SYDNEY (Reuters) - Australian Prime Minister Malcolm Turnbull on Tuesday called for greater intelligence sharing in Southeast Asia to stop a Paris-style terror attack and ordered local law enforcement officials to test their readiness to handle a mass casualty attack.

Citing "increased terrorist threats," the United States issued a global alert on Monday for Americans planning to travel following deadly militant attacks in France and Mali.

In a national security address to parliament, Turnbull called for greater intelligence sharing with the leaders of Southeast Asian countries such as Indonesia, Malaysia and Singapore to which Australians are frequent visitors.

"From an Australian perspective, we see a real risk that terrorist groups in the region might be inspired by attacks such as we have seen in Ankara, Beirut, Bamako and Paris and we are very mindful of the fact that hundreds of thousands of Australians visit Southeast Asia every year, for business, study or holidays," he said.

Australia suffered its worst peacetime attack on its citizens on the Indonesian tourist island of Bali in 2002, when two Islamist suicide bombers set off explosives at packed nightclubs killing 202 people, including 88 Australians.

Turnbull on Tuesday ordered Australian law enforcement officials to test their readiness for a mass casualty attack in the wake of the Nov. 13 Paris attacks which killed 130 people.

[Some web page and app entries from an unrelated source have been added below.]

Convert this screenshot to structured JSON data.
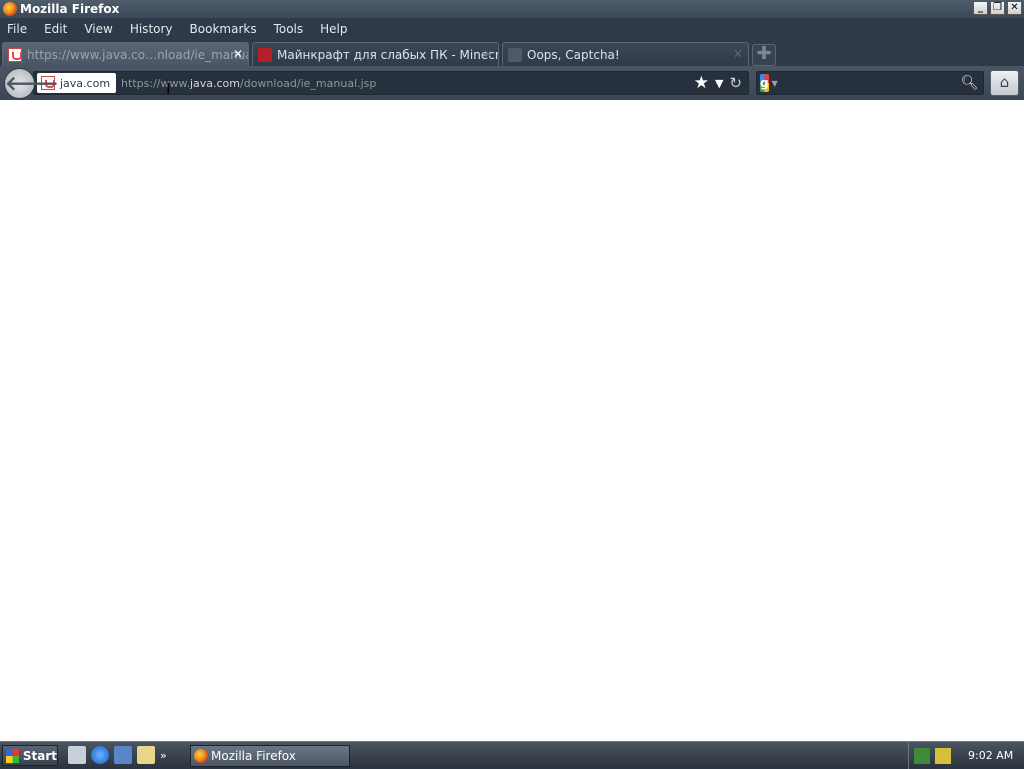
{
  "window": {
    "title": "Mozilla Firefox",
    "controls": {
      "minimize": "_",
      "restore": "❐",
      "close": "✕"
    }
  },
  "menubar": {
    "items": [
      {
        "label": "File"
      },
      {
        "label": "Edit"
      },
      {
        "label": "View"
      },
      {
        "label": "History"
      },
      {
        "label": "Bookmarks"
      },
      {
        "label": "Tools"
      },
      {
        "label": "Help"
      }
    ]
  },
  "tabs": [
    {
      "title": "https://www.java.co…nload/ie_manual.jsp",
      "icon": "java-icon",
      "active": true
    },
    {
      "title": "Майнкрафт для слабых ПК - Minecraft …",
      "icon": "minecraft-icon",
      "active": false
    },
    {
      "title": "Oops, Captcha!",
      "icon": "blank-page-icon",
      "active": false
    }
  ],
  "tab_close": "✕",
  "newtab_symbol": "✚",
  "navbar": {
    "identity_label": "java.com",
    "url_prefix": "https://www.",
    "url_host": "java.com",
    "url_path": "/download/ie_manual.jsp",
    "search_placeholder": "",
    "search_engine_letter": "g"
  },
  "taskbar": {
    "start_label": "Start",
    "task_label": "Mozilla Firefox",
    "more_symbol": "»",
    "clock": "9:02 AM"
  },
  "colors": {
    "chrome_dark": "#2e3a48",
    "content_bg": "#ffffff"
  }
}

Australia is conducting air strikes against Islamic State as part of a U.S.-led coalition, which has led to threats of retaliatory attacks.

"I have ... asked that our law enforcement agencies test their responses to a mass casualty attack," Turnbull said.

"This work is in addition to the extensive reform of our national security laws.... These laws ensure our agencies have all the tools required in the effort to keep us safe."

Turnbull reiterated there were no plans to change Australia's military tactics against Islamic State, despite some politicians calling for troops to be sent to Syria.

Australia has been on heightened alert for attacks by home-grown radicals since last year.

In September, police shot dead a Melbourne teenager after he stabbed two counter-terrorism officers. Last December, two hostages were killed when police stormed a central Sydney cafe to end a 17-hour siege by a lone gunman, who was also killed.

Last month, a 15-year-old British boy was sentenced to life in prison for inciting an attack on a World War One commemorative event in Australia from his bedroom in northern England.

The discovery sparked a massive police operation in Melbourne that led to the arrest of five teenagers who were planning an Islamic State-inspired attack, authorities said.

About 120 Australians are believed to be fighting with Islamic State and other militant groups in Iraq and Syria, with several believed by intelligence agencies to hold leadership positions in Islamic State.